1. FCA rules require firms to provide information that is ‘clear, fair and not misleading’. Crowdfunding customers must be informed of the nature and risks of their investment. Since October 2014 the FCA has reviewed 27 peer-to-peer lending (loan-based crowdfunding) financial promotions, and has requested that 12 of these were amended or withdrawn. The FCA also asked for amendments or withdrawals for nine of the 10 cases of investment-based crowdfunding promotions it reviewed.
2. P2P firms have commercial incentives to lend to creditworthy borrowers. If the borrower is an individual, or a small business, the P2P firm has to comply with creditworthiness rules which are equivalent to those applying to firms that actually provide credit themselves.
3. Under FCA rules, investment-based crowdfunding firms are required to assess the level of knowledge, experience and understanding of the investor, even for non-advised sales. In the case of P2P, the FCA says it has evidence of a high level of understanding of the risks amongst investors, and that further research will be carried out to assess this in the future.
4. The crowdfunding sector remains relatively small at present, but if it continues to grow, increased competition should be expected.

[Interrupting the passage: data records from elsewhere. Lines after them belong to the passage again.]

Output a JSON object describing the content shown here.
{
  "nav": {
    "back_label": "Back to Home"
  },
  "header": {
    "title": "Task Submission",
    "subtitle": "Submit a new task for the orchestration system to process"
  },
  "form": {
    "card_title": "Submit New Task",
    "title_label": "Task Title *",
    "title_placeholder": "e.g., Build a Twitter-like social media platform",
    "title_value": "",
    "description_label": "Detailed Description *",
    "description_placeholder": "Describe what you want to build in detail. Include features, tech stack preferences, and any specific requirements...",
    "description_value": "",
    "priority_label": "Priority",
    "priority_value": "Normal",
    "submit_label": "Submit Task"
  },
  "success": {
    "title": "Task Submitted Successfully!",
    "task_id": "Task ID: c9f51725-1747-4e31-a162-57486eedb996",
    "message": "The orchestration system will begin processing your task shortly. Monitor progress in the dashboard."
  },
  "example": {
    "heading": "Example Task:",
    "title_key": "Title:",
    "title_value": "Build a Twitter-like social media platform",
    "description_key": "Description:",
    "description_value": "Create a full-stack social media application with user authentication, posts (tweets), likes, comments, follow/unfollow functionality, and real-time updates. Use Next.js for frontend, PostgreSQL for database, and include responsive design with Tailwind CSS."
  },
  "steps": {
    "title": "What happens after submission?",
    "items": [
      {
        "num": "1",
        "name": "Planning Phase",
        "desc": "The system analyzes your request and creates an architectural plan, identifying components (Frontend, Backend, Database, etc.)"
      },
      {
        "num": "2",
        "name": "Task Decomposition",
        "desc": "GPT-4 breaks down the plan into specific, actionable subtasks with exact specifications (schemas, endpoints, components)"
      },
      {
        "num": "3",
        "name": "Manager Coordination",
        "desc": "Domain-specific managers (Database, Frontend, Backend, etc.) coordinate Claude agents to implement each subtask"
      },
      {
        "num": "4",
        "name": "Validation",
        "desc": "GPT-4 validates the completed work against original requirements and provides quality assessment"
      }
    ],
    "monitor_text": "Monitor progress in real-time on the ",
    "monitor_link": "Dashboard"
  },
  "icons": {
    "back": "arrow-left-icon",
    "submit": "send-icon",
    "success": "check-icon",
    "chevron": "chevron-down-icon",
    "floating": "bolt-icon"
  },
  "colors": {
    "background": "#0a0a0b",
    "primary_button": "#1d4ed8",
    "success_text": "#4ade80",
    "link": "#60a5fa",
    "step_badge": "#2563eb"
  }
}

In his reply, Mr Bailey commented that the PRA is not responsible for prudential regulation of crowdfunding firms. He did however comment on the importance of crowdfunding customers understanding the risks involved, and that they would not have access to the Financial Services Compensation Scheme in the event of a firm failing. He summarised his organisation’s position by saying that “the crowdfunding sector is currently too small to be systemically important to the UK financial system”, but added that “[The Bank of England] will continue to monitor growth in the sector and any prudential risk it may pose to the firms it supervises and to the financial system more broadly.”

Since this exchange of letters, Mr Bailey has left the PRA to become the permanent chief executive of the FCA, while Ms McDermott has left the FCA. Mr Osborne is also of course no longer the Chancellor.

The information shown in this article was correct at the time of publication. Articles are not routinely reviewed and as such are not updated. Please be aware the facts, circumstances or legal position may change after publication of the article.